The power consumption for the NVR (Frigate) goes down by 3-4 Watts when you remove 4 of 6 cameras from the workload. So the actual power saving with camera is around 20W 16 hours per day. 120 kWh per year just by turning cameras off when they are not needed.
I increased the temperature of the Wine/Beer Fridge 1 degree C. That saved a bit also. My beer is OK at 7 deg C instead of 6. Actually better!
I went through all Wallwarts. Most consumes nothing when idle per new EU regulations. But a few older uses 1-2 Watts doing nothing. I just replace them by other I already had. The old ones went for recycling.

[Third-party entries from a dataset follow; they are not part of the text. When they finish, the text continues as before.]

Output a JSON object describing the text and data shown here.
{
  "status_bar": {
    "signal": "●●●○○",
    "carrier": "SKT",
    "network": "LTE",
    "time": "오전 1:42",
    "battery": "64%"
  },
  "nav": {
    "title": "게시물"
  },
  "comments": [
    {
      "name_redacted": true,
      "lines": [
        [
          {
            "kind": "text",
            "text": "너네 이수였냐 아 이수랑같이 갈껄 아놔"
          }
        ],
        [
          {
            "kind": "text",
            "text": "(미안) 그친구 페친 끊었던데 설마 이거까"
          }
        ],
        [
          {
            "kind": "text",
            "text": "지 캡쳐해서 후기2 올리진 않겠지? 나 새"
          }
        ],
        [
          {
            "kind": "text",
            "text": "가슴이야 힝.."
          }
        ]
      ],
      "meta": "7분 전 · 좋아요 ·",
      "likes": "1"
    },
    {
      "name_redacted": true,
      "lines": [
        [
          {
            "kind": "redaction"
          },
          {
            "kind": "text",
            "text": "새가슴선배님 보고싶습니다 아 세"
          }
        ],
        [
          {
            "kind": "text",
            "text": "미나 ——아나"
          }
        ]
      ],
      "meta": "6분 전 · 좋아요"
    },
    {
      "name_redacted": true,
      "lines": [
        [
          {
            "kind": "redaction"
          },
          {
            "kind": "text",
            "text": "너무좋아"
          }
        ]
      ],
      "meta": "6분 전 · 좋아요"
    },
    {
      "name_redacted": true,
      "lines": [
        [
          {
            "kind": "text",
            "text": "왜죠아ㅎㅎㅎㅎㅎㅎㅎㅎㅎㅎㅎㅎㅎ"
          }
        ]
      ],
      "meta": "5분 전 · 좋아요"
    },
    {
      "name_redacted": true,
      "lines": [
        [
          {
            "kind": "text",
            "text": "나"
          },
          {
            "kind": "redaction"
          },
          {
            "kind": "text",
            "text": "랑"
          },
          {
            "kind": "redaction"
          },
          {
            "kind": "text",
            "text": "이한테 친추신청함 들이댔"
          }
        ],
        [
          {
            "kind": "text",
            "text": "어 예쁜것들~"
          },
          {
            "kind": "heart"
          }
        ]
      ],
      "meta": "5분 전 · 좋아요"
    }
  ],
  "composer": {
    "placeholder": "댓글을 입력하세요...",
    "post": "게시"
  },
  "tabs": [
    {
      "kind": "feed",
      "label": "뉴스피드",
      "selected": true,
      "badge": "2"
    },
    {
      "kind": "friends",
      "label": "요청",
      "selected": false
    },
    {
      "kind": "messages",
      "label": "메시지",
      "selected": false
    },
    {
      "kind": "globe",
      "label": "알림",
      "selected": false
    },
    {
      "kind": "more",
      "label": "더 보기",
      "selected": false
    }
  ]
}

As you can see the electricity prices in Denmark are really low at night. We started using the timer in the dishwasher so we start it at midnight. That does not save kWh but it saves money.
And we never do laundry between 17:00-21:00 now

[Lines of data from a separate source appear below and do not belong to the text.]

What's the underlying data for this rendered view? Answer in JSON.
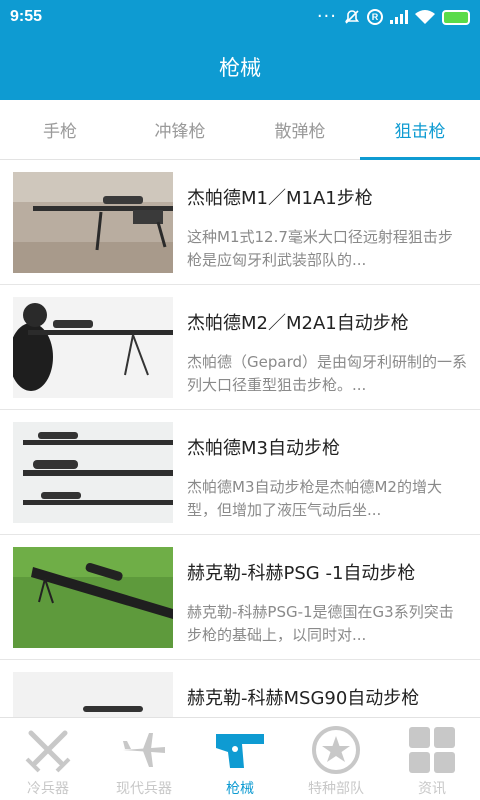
{
  "status": {
    "time": "9:55"
  },
  "appbar": {
    "title": "枪械"
  },
  "tabs": [
    {
      "label": "手枪"
    },
    {
      "label": "冲锋枪"
    },
    {
      "label": "散弹枪"
    },
    {
      "label": "狙击枪"
    }
  ],
  "items": [
    {
      "title": "杰帕德M1／M1A1步枪",
      "desc": "这种M1式12.7毫米大口径远射程狙击步枪是应匈牙利武装部队的..."
    },
    {
      "title": "杰帕德M2／M2A1自动步枪",
      "desc": "杰帕德（Gepard）是由匈牙利研制的一系列大口径重型狙击步枪。..."
    },
    {
      "title": "杰帕德M3自动步枪",
      "desc": "杰帕德M3自动步枪是杰帕德M2的增大型，但增加了液压气动后坐..."
    },
    {
      "title": "赫克勒-科赫PSG -1自动步枪",
      "desc": "赫克勒-科赫PSG-1是德国在G3系列突击步枪的基础上，以同时对..."
    },
    {
      "title": "赫克勒-科赫MSG90自动步枪",
      "desc": ""
    }
  ],
  "nav": [
    {
      "label": "冷兵器",
      "icon": "crossed-swords-icon"
    },
    {
      "label": "现代兵器",
      "icon": "airplane-icon"
    },
    {
      "label": "枪械",
      "icon": "pistol-icon"
    },
    {
      "label": "特种部队",
      "icon": "special-forces-badge-icon"
    },
    {
      "label": "资讯",
      "icon": "grid-icon"
    }
  ],
  "colors": {
    "primary": "#0e9bd2",
    "inactive": "#c8c8c8"
  }
}
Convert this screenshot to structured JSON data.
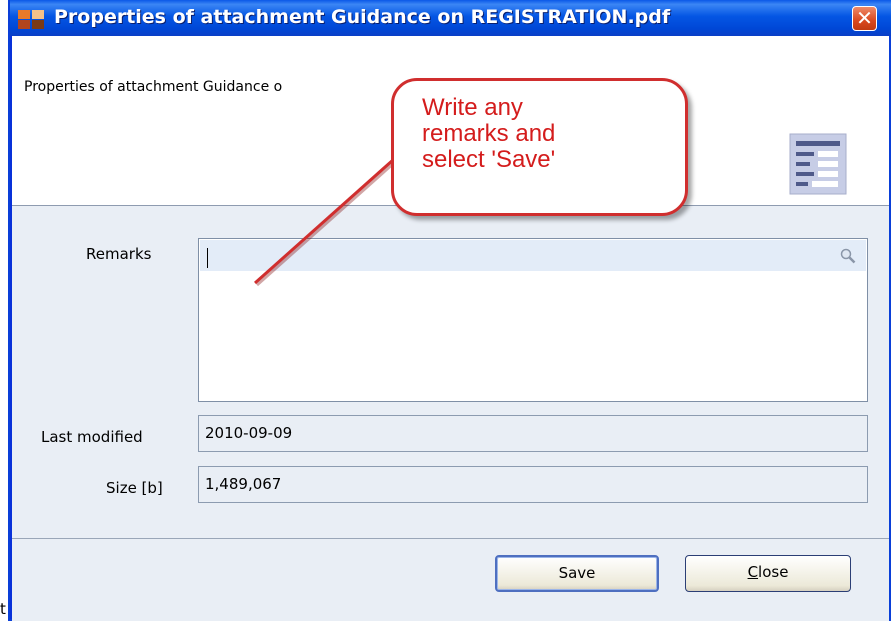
{
  "window": {
    "title": "Properties of attachment Guidance on REGISTRATION.pdf",
    "close_glyph": "✕"
  },
  "header": {
    "text": "Properties of attachment Guidance o"
  },
  "form": {
    "remarks_label": "Remarks",
    "remarks_value": "",
    "last_modified_label": "Last modified",
    "last_modified_value": "2010-09-09",
    "size_label": "Size [b]",
    "size_value": "1,489,067"
  },
  "buttons": {
    "save_label": "Save",
    "close_label_rest": "lose",
    "close_label_mnemonic": "C"
  },
  "callout": {
    "line1": "Write any",
    "line2": "remarks and",
    "line3": "select 'Save'"
  },
  "edge_text": "t",
  "colors": {
    "titlebar": "#0556e4",
    "callout_border": "#d02e2e",
    "callout_text": "#d41c1c",
    "field_bg": "#e9eef5"
  },
  "icons": [
    "app-icon",
    "close-icon",
    "document-properties-icon",
    "search-icon"
  ]
}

All the smart lights use 0.25W standby. It adds up. But it only takes an intelligent use of HA automations to turn the light off when you are not in the room to more than compensate for it. I have been calculating in detail and measured on and off power and power at different intensities. It is not hard to save more than they consume in standby.
It is not nice to be in a house where all rooms are dark. A way to setup the automations is to turn off the high energy lights and leave the low energy lights on - or dimm the light.
In our kitchen - at night - instead of turning light off - we turn off the power hungry Philips Ensis and dimm the LEDs under the cabinets to half intensity. That leaves a kitchen that appears lit when we sit in the living room and you do not enter a doorway of darkness. It works really well and the consumption when we are not in the kitchen is 20% of when we are there.
I think this posting is long enough now.
- Spreadsheet - register ALL consumers, estimate hours on and off, and power when on and off. Calculate their annual consumption based on this.
- It is all the small comsumers that are always on, that eat a lot of kWhs. Do not mentally bagatelize this. Everything is important
- You need to be able to measure actual power consumption
- Use smart plugs and power bars
- Let Home Assistant control power so things are only powered when you need them
- There is a significant money to save
- You will still consume power for fridges, freezers, cooking, and heating. You can check that their consumption over 24 hours are per spec for the fridge or freezer. It has to be really bad to be worth replacing these
- You will still be cooking and ironing. Nothing to save there!
Take your loved one on a nice vacation for the money you save